Assignment: Search the records for "nombre". Copy every line where it appears.

====== Task input

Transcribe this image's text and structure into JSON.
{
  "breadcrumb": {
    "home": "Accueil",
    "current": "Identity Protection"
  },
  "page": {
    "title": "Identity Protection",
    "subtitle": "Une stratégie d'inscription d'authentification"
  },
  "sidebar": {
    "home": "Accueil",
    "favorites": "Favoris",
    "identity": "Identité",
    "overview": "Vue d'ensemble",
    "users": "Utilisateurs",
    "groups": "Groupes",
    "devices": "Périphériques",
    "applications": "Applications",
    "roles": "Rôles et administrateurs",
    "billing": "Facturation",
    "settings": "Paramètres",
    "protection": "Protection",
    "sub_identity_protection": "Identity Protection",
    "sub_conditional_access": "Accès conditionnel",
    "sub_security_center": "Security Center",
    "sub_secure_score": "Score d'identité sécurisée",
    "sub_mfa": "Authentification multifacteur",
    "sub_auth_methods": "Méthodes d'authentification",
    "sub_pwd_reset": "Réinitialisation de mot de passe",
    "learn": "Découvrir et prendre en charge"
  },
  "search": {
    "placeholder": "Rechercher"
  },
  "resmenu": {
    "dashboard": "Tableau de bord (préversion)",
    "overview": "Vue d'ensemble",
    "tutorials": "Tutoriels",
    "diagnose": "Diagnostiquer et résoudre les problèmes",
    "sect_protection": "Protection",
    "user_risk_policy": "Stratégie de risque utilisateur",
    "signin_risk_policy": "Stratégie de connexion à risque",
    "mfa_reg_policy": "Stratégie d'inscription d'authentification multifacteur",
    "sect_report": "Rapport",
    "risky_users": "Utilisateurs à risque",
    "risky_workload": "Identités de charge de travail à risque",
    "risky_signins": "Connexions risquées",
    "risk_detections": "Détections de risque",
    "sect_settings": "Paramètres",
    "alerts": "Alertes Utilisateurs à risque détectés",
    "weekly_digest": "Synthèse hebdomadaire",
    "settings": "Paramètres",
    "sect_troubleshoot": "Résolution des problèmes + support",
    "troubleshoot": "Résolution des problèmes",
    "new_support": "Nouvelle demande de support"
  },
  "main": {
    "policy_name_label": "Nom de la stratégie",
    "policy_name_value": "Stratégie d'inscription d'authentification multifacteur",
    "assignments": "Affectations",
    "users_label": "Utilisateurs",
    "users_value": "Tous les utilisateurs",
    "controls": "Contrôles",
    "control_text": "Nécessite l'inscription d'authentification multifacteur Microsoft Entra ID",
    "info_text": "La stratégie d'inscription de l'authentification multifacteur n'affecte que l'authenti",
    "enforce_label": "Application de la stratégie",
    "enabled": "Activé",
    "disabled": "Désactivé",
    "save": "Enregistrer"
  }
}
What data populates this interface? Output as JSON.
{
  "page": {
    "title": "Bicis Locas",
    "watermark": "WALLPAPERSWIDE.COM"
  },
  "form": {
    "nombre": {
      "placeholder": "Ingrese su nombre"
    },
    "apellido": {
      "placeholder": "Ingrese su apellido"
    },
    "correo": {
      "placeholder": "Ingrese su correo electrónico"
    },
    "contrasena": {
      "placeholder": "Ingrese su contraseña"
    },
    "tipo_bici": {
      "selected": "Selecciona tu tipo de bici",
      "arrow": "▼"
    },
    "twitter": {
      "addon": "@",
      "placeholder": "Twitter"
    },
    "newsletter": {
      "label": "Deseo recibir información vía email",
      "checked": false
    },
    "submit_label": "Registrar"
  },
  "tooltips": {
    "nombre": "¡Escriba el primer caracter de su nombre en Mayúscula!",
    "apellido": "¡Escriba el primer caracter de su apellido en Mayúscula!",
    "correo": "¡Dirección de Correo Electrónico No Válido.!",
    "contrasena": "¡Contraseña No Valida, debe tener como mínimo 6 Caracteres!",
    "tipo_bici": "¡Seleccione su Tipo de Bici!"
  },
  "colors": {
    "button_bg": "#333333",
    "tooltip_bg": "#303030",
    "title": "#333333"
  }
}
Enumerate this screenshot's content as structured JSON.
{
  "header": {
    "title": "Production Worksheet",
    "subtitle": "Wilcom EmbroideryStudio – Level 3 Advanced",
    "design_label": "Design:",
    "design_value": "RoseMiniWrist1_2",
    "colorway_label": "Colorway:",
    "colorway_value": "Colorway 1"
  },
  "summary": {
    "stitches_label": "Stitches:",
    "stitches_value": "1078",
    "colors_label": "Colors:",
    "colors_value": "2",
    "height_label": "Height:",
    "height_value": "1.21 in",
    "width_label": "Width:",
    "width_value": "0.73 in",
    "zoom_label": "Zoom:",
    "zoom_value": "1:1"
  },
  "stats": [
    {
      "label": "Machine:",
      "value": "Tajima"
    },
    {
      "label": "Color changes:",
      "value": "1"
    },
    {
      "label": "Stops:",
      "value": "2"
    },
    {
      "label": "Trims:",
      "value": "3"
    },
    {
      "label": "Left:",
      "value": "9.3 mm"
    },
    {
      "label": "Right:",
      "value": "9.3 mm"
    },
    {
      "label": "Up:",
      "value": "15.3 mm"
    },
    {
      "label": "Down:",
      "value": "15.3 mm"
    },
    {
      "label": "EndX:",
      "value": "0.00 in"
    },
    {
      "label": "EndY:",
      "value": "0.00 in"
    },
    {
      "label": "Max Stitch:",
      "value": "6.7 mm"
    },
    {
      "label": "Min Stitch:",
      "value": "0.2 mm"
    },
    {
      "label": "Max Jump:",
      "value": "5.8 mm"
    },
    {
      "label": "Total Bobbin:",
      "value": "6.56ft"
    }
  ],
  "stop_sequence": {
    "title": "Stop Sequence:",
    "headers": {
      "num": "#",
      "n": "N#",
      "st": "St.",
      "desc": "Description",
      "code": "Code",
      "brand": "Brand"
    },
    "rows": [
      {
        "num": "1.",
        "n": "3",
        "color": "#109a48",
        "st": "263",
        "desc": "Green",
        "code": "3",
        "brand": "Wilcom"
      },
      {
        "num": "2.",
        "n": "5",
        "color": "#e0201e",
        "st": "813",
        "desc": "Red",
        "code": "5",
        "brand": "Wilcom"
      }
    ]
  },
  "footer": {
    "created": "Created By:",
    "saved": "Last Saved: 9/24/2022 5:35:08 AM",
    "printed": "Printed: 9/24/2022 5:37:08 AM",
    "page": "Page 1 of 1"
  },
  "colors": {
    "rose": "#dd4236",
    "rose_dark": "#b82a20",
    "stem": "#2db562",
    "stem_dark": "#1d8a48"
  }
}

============

Output below:
    "nombre": {
      "placeholder": "Ingrese su nombre"
    "nombre": "¡Escriba el primer caracter de su nombre en Mayúscula!",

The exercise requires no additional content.